Fillipi was reading “Magnolia Story” by Chip and Joanna Gaines when the vision began appearing. “By the end of the story, I was feeling a divine pull,” she says. “I turned to Jake and said, ‘The Lord is calling us to something.’”
Though initially he was blindsided by her revelation, she says, Jake prayed about it with her, and by the time of the launch, was fully on board, as were their four children. It meant some immediate sacrifices, however.
“Because it was an investment of finances, time and energy, we had to tell them, ‘This means we’re not going on a family trip this year,’” Fillipi explains. “But at the end of the day, we knew we couldn’t say no to this opportunity to impact our community in such a strong way.”
Kuznia, the only full-time staffer and “face of Down Home,” according to Fillipi, says the reactions of those whose homes they fill and brighten provides their reward.
“By just seeing the eyes and faces of the people we serve and getting to know them… I can see (God) in everyone I’ve come into contact with," she says.
Her involvement adds another providential aspect to Down Home. Around the time of her daughter’s epiphany, diagnoses of a rare blood cancer and spinal disease forced Kuznia to leave her 41-year career in the banking industry in Stephen, Minn. The nonprofit, she says, has given her a new, life-giving purpose.
Despite the outpouring of outside generosity, the heartbeat of Down Home remains rooted in one family’s desire to help other families thrive. Along with her son, Tyson, who assists with communications, Kuznia calls Jake the “rock” who provides for the bulk of the manual-labor aspects.
“Jake is the most humble and hardworking man that I know,” Fillipi adds. “He’ll work behind the scenes and do what needs to get done at all times. He has been the quiet backbone of it all.”
Jake admits his favorite part is move-in day, hauling items that have already been carefully sorted and chosen, working toward “the reveal.”
“Everyone gets pretty teary-eyed,” he says. “It’s neat to see what so many people together can do. It’s like we’re helping them feel like a person.”
Encircling the whole family, he says, brings hope to the younger generations.
“We’re helping (the kids) see what it’s like to have a home, a place to eat, a place to gather,” he says. “Maybe if they see what it’s like, they’ll want do something different.”
Each act of generosity for Down Home, he says, ends up circling back.
“Every time someone donates something, there’s a story behind it,” he says.
The name itself, Down Home, transports Fillipi back to her rural, community-focused roots, which will be evident at the second-annual fundraising Hoedown event the organization will hold this weekend.
She says the nonprofit’s name was inspired by a song by county-music artists Alabama, but it was another of their songs, “Born Country,” that ultimately helped her see how “the Lord was weaving this story together” long ago, through the words, “I’ve got a hundred years of down home running through my blood.”

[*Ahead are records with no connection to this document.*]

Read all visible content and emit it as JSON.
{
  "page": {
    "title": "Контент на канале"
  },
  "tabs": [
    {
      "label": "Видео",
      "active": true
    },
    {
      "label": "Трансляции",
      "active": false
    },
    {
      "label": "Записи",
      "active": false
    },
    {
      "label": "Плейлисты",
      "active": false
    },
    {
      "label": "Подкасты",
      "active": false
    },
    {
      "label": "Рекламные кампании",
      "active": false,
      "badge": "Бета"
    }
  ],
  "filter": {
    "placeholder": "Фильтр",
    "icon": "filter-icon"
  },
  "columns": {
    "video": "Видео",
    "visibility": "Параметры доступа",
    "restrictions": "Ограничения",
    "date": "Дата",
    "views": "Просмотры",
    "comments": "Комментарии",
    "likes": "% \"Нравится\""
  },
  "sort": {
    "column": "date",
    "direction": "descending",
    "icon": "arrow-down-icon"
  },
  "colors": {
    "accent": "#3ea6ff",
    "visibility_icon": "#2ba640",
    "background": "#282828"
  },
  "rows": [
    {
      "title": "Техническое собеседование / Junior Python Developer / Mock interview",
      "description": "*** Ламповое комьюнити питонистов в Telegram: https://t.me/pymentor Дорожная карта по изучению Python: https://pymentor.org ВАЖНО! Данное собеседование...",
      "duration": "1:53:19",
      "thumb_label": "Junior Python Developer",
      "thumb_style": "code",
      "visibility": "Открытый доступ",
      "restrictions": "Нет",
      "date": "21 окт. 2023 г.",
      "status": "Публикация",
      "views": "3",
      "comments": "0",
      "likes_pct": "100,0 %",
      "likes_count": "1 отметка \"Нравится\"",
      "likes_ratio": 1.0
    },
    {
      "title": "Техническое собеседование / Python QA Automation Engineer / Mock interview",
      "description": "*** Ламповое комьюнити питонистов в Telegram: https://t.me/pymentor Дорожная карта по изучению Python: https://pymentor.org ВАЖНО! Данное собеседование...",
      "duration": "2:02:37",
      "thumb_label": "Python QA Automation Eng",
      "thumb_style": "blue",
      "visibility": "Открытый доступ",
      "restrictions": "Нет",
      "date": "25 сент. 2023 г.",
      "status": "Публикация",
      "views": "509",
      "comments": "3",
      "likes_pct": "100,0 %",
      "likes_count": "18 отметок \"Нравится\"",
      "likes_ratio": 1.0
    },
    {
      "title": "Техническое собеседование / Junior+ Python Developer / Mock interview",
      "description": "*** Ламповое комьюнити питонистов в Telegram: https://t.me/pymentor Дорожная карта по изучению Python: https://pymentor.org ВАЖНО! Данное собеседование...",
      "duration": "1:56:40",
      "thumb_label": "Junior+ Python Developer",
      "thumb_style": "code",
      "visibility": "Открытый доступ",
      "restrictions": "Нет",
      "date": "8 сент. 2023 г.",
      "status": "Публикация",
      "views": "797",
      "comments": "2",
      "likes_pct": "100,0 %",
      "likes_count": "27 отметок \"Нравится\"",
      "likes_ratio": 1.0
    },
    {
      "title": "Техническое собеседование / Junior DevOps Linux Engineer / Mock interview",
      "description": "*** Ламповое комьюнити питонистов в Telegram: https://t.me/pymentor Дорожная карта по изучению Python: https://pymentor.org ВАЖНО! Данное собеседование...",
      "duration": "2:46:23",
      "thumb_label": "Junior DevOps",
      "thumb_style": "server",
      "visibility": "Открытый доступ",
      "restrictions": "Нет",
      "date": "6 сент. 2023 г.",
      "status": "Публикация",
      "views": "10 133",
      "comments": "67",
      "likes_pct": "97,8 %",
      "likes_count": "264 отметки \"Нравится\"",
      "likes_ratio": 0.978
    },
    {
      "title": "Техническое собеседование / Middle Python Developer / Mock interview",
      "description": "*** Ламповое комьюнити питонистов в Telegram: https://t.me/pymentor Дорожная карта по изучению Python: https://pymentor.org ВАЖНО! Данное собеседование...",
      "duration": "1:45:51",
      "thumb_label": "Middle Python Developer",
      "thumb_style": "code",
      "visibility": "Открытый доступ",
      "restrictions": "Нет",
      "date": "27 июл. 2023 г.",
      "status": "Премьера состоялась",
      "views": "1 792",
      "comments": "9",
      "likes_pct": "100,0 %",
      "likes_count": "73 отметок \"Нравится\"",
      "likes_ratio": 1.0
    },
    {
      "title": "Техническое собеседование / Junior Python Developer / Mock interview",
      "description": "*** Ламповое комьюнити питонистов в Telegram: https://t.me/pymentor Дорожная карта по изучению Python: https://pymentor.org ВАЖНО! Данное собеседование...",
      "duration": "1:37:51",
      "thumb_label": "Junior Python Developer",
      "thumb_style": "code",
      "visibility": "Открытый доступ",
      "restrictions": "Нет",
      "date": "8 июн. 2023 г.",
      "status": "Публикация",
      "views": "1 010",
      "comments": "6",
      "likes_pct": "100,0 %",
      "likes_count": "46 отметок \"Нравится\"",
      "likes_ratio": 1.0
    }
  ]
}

“I had heard that song many times growing up, but suddenly, it had a whole new meaning,” she says. “It was as if the Lord said, “Down Home has been a long time coming. Down Home is an answer to the prayers of those who came before you and sacrificed before you, and here you are with this opportunity to impact those who need someone to step into that gap.'”
“Without the Lord, none of this would be possible,” Fillipi adds. “This is only the beginning of what he has in his grander vision, and where there’s greater vision, he’ll provide what is necessary.”

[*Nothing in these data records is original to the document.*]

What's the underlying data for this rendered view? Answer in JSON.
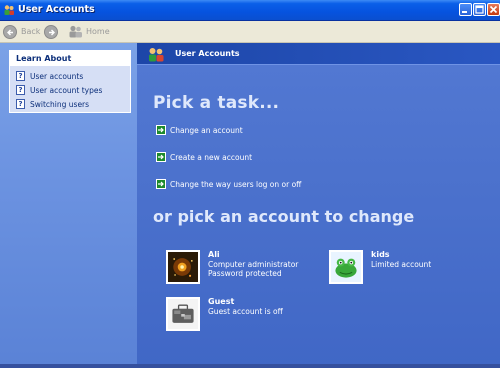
{
  "window": {
    "title": "User Accounts"
  },
  "toolbar": {
    "back_label": "Back",
    "home_label": "Home"
  },
  "learn_about": {
    "title": "Learn About",
    "items": [
      {
        "label": "User accounts"
      },
      {
        "label": "User account types"
      },
      {
        "label": "Switching users"
      }
    ]
  },
  "main": {
    "header_title": "User Accounts",
    "pick_task_title": "Pick a task...",
    "tasks": [
      {
        "label": "Change an account"
      },
      {
        "label": "Create a new account"
      },
      {
        "label": "Change the way users log on or off"
      }
    ],
    "pick_account_title": "or pick an account to change",
    "accounts": [
      {
        "name": "Ali",
        "line1": "Computer administrator",
        "line2": "Password protected"
      },
      {
        "name": "kids",
        "line1": "Limited account",
        "line2": ""
      },
      {
        "name": "Guest",
        "line1": "Guest account is off",
        "line2": ""
      }
    ]
  },
  "colors": {
    "title_bar": "#0653df",
    "main_bg": "#4c72cd",
    "task_arrow": "#1e8a2c"
  }
}
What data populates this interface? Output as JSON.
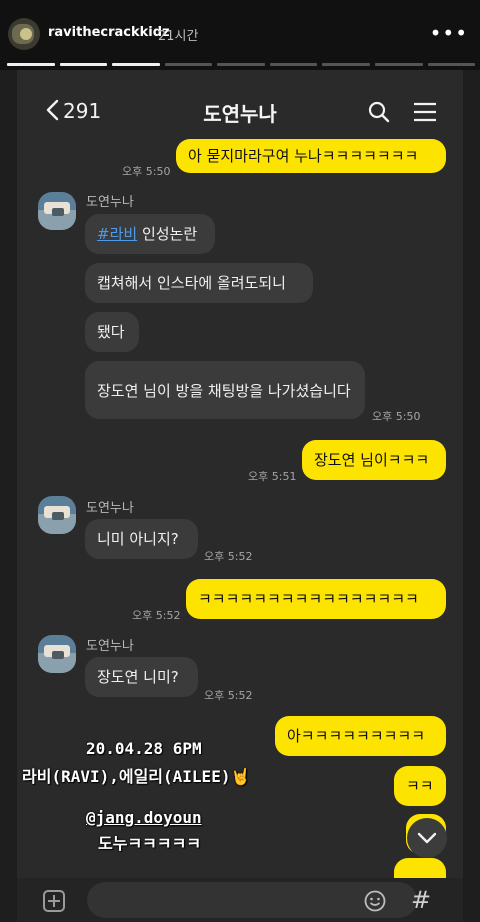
{
  "story": {
    "username": "ravithecrackkidz",
    "time_ago": "21시간",
    "menu": "•••",
    "progress_segments": 9,
    "progress_done": 3
  },
  "chat": {
    "back_count": "291",
    "title": "도연누나",
    "messages": [
      {
        "side": "mine",
        "text": "아 묻지마라구여 누나ㅋㅋㅋㅋㅋㅋㅋ",
        "time": "오후 5:50"
      },
      {
        "side": "theirs",
        "sender": "도연누나",
        "hashtag": "#라비",
        "text": " 인성논란"
      },
      {
        "side": "theirs",
        "text": "캡쳐해서 인스타에 올려도되니"
      },
      {
        "side": "theirs",
        "text": "됐다"
      },
      {
        "side": "theirs",
        "text": "장도연 님이 방을 채팅방을 나가셨습니다",
        "time": "오후 5:50"
      },
      {
        "side": "mine",
        "text": "장도연 님이ㅋㅋㅋ",
        "time": "오후 5:51"
      },
      {
        "side": "theirs",
        "sender": "도연누나",
        "text": "니미 아니지?",
        "time": "오후 5:52"
      },
      {
        "side": "mine",
        "text": "ㅋㅋㅋㅋㅋㅋㅋㅋㅋㅋㅋㅋㅋㅋㅋㅋ",
        "time": "오후 5:52"
      },
      {
        "side": "theirs",
        "sender": "도연누나",
        "text": "장도연 니미?",
        "time": "오후 5:52"
      },
      {
        "side": "mine",
        "text": "아ㅋㅋㅋㅋㅋㅋㅋㅋㅋ"
      },
      {
        "side": "mine",
        "text": "ㅋㅋ"
      }
    ]
  },
  "overlay": {
    "line1": "20.04.28 6PM",
    "line2": "라비(RAVI),에일리(AILEE)🤘",
    "mention": "@jang.doyoun",
    "line4": "도누ㅋㅋㅋㅋㅋ"
  },
  "colors": {
    "mine_bubble": "#fde400",
    "theirs_bubble": "#3b3b3b",
    "background": "#2a2a2a",
    "hashtag": "#4d9be8"
  }
}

If you go
What: Down Home's second annual Hoedown fundraiser
When: 4-8 p.m. Sunday, Sept. 15
Where: Drekker Brewhalla, 1666 First Ave. N., Fargo

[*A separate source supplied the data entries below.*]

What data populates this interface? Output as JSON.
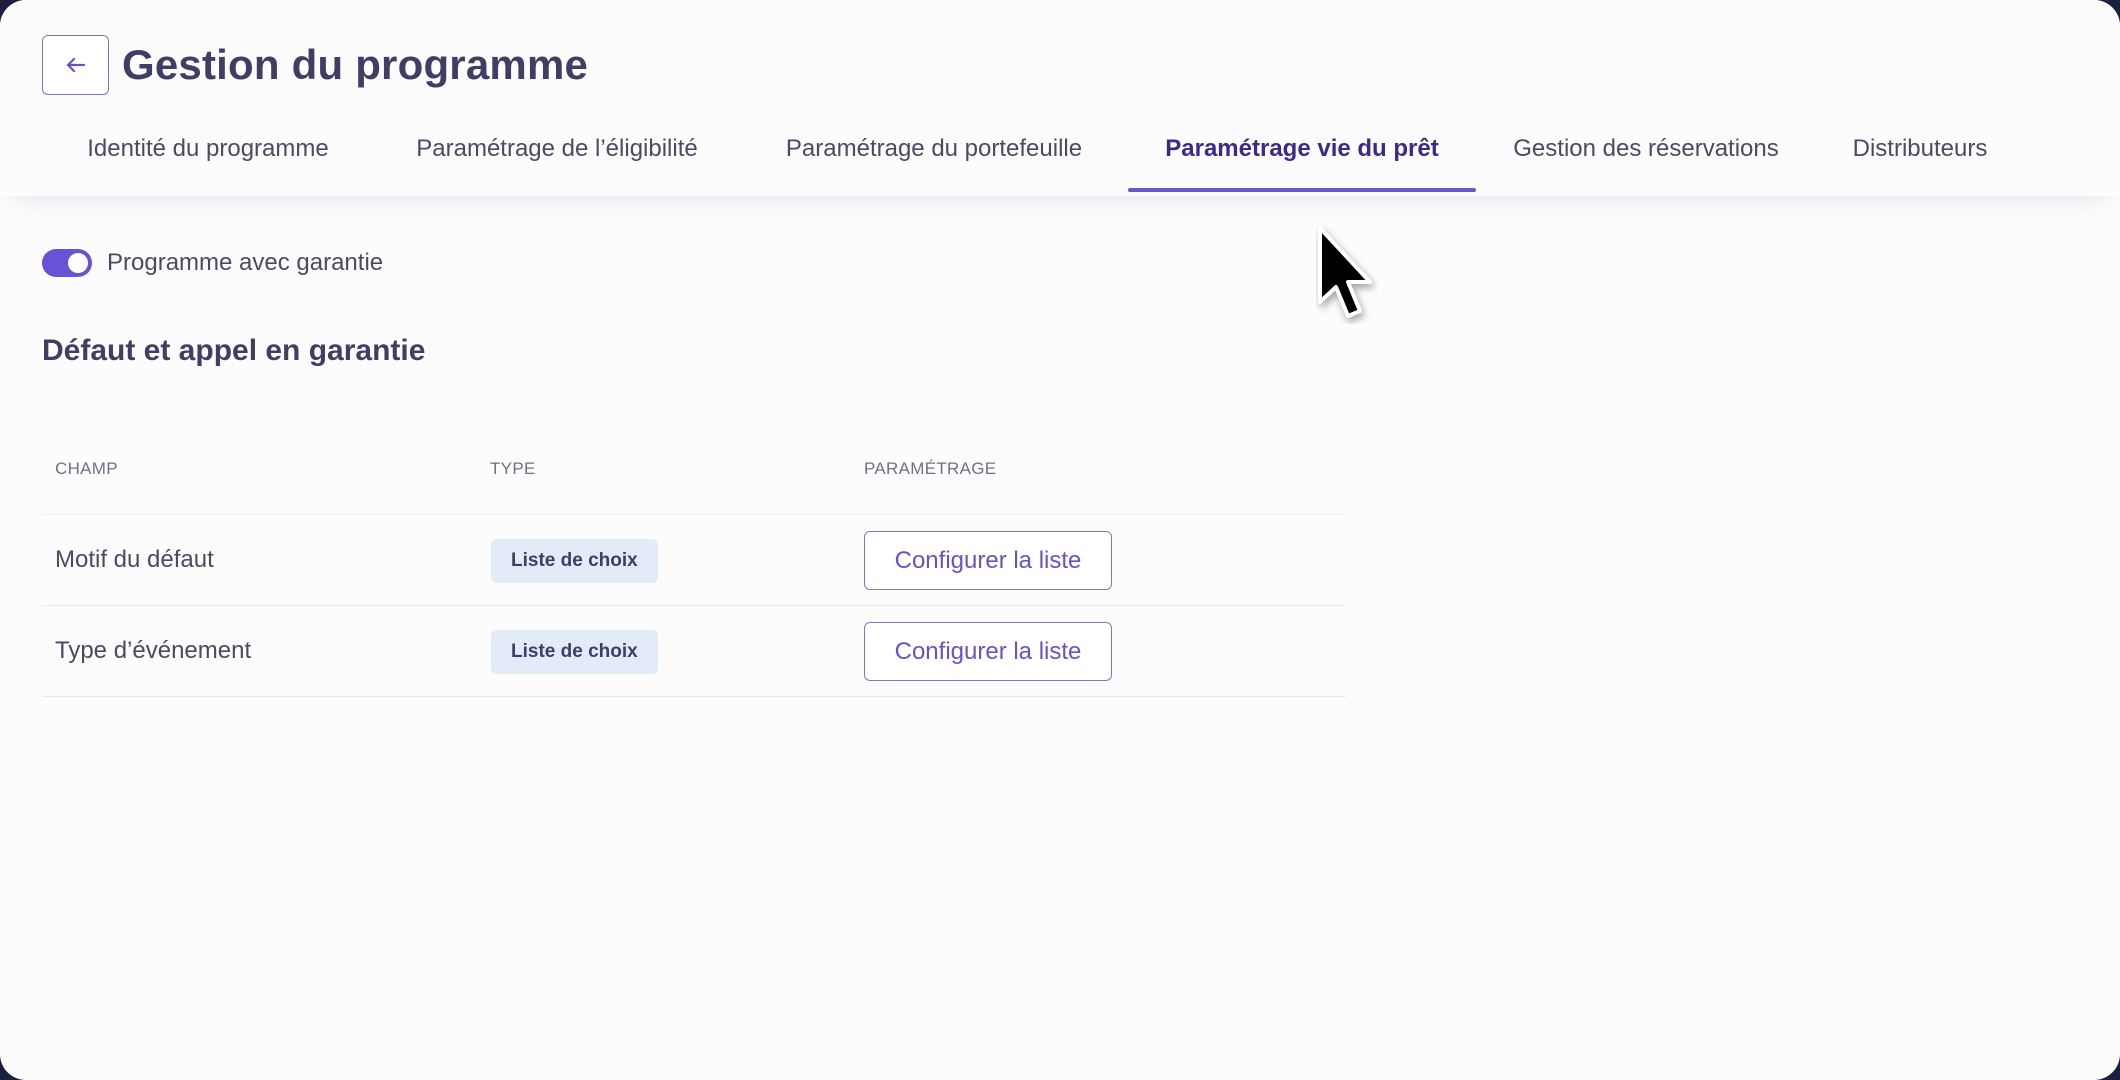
{
  "header": {
    "back_icon": "arrow-left-icon",
    "title": "Gestion du programme"
  },
  "tabs": [
    {
      "label": "Identité du programme",
      "active": false
    },
    {
      "label": "Paramétrage de l’éligibilité",
      "active": false
    },
    {
      "label": "Paramétrage du portefeuille",
      "active": false
    },
    {
      "label": "Paramétrage vie du prêt",
      "active": true
    },
    {
      "label": "Gestion des réservations",
      "active": false
    },
    {
      "label": "Distributeurs",
      "active": false
    }
  ],
  "guarantee_toggle": {
    "label": "Programme avec garantie",
    "checked": true
  },
  "section": {
    "title": "Défaut et appel en garantie"
  },
  "table": {
    "headers": [
      "CHAMP",
      "TYPE",
      "PARAMÉTRAGE"
    ],
    "rows": [
      {
        "field": "Motif du défaut",
        "type": "Liste de choix",
        "action": "Configurer la liste"
      },
      {
        "field": "Type d’événement",
        "type": "Liste de choix",
        "action": "Configurer la liste"
      }
    ]
  },
  "colors": {
    "accent": "#6a52d6",
    "active_tab_text": "#3b2a8a",
    "title_text": "#3e3f63",
    "badge_bg": "#e3ebf8"
  }
}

Info: For table sponsorship and ticket information, visit https://www.down-home.org
Salonen, a wife and mother of five, works as a freelance writer and speaker in Fargo. Email her at firstname.lastname@example.org, and find more of her work at Peace Garden Passage, http://roxanesalonen.com/.